The UK cable operators are rapidly becoming local telephone companies with a television service on the side; witness TeleWest Communications Plc (CI No 2,728) and now General Cable Plc, which reported its first interim figures since floating on the London Stock Exchange and Nasdaq in April (CI No 2,650). General, still 58% owned by French […]
The UK cable operators are rapidly becoming local telephone companies with a television service on the side; witness TeleWest Communications Plc (CI No 2,728) and now General Cable Plc, which reported its first interim figures since floating on the London Stock Exchange and Nasdaq in April (CI No 2,650). General, still 58% owned by French water company Compagnie Generale des Eaux SA, had a shade over 91,000 telephony subscribers at the end of the half against around 76,000 television subscribers. At flotation, the company raised ú158m, a far cry from what it wanted because the striking price was 190 pence, instead of the 220 to 250 pence hoped for. Yesterday they were trading up sixpence on the opening day price. London-based General Cable, which is ranked number five by the UK Cable Communications Association in terms of the number of homes in its franchise (CI No 2,682) reported pre-tax losses of ú10.9m, up from ú9.5m losses last time, on turnover that rose 47% to ú14.2m. As with TeleWest yesterday, the bare financial figures are not nearly as interesting as the plethora of numbers and percentages that accompany any cable operator’s results. In terms of services, 40% of revenues came from residential telephony, 33% from cable television and 27% from business telephony. General holds stakes in three UK franchises: 83% in The Cable Corporation Ltd, 50% of Yorkshire Cable Group and 45% of Birmingham Cable Corporation Ltd.
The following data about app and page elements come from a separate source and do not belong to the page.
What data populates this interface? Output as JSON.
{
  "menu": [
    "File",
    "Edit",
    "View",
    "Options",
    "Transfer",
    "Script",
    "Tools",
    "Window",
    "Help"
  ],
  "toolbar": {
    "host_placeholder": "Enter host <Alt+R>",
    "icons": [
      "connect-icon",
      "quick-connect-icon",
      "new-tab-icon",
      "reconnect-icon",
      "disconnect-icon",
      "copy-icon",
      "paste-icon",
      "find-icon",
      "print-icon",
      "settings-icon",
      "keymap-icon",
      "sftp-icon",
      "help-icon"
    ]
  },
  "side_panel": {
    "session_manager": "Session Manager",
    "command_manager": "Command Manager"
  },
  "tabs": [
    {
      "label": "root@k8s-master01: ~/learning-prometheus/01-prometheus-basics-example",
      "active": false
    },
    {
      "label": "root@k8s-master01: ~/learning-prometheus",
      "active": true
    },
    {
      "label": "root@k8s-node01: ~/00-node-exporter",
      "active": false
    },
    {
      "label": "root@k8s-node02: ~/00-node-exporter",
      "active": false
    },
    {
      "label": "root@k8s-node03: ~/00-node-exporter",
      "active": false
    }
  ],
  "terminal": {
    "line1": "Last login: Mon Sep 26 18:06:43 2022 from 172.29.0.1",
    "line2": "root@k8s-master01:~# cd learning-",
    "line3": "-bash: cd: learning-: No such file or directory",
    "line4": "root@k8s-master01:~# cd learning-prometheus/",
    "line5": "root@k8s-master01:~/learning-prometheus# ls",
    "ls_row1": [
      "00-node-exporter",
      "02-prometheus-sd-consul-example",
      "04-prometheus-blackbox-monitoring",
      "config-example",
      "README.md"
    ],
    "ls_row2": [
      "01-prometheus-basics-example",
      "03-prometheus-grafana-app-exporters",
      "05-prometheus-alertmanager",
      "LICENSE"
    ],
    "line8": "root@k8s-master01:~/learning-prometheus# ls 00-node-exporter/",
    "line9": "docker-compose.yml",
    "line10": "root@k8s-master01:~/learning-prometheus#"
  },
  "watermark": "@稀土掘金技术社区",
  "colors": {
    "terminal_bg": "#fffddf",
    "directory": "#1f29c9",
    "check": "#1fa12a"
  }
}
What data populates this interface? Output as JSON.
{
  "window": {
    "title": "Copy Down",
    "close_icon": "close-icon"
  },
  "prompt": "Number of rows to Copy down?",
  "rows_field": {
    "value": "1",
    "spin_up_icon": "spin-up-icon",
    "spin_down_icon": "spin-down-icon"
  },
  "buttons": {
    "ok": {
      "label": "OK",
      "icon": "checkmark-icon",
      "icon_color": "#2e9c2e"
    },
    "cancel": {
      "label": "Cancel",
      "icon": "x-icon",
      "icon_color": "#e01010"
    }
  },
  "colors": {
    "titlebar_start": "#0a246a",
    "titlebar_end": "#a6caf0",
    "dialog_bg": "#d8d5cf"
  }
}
Operating cash flow was positive at The Cable Corporation and improved in Birmngham. Yorkshire Cable Group proved something of a problem child, with operating cash flow down sharply. In residential telephony, the number of connected lines grew 38% to 77,743 since the end of last year. The level of penetration, that is the percentage of customers signed whose homes the company passes, was 27%. The Cable Corporation, which operates in West London and Windsor, Berkshire, is in the process of overlaying its television-only cables with telephone and television ones, with 23,000 homes remaining to be completed at the end of the half. Annualised revenues per residential line were ú291. Yorkshire experienced problems with the interface between switch and billing sys tems which cost the company some customers and increased the residential telephony churn rate overall. The problems have now been dealt with and the churn is starting the level out, the company said. Business telephony customers grew 28% to 13,607 from the end of December, with most of the growth coming from The Cable Corporation and Yorkshire, which operates in seven Yorkshire towns and cities. Revenues per line have actually fallen 19% from the corresponding period last year due to a number of factors. Principal among these is an increase in lower revenue lines and the Centrex service, whereby customers get switchboard facilities without having to purchase or maintain equipment, the company said. Chairman Sir Anthony Cleaver said in his statement that revenue per line’s usefulness as a measure of success was diminishing in importance as services such as Centrex provide less revenue per line, but the overall revenue derived from each customer increases. He also promised new ISDN and facsimile store and forward services for business customers in the second half. And so to cable television. Customer numbers from the end of last year increased 15% to 76,062 – a fraction less than residential telephony customers. Penetration of the potential customer base was 24%, down 1% since December, because price increases in Yorkshire and Birmingham led to a higher customer churn rate. Television churn rate overall was 30%. The average revenues per customer have been maintained through price increases, but Sir Tony warned margins are under pressure, particularly in Birmingham, where the company has been unable to reduce carriage costs as the channel line up increases, though more channels should, in theory make the product more attractive. Sir Tony declares that General Cable sees no reason to amend the general thrust of our busi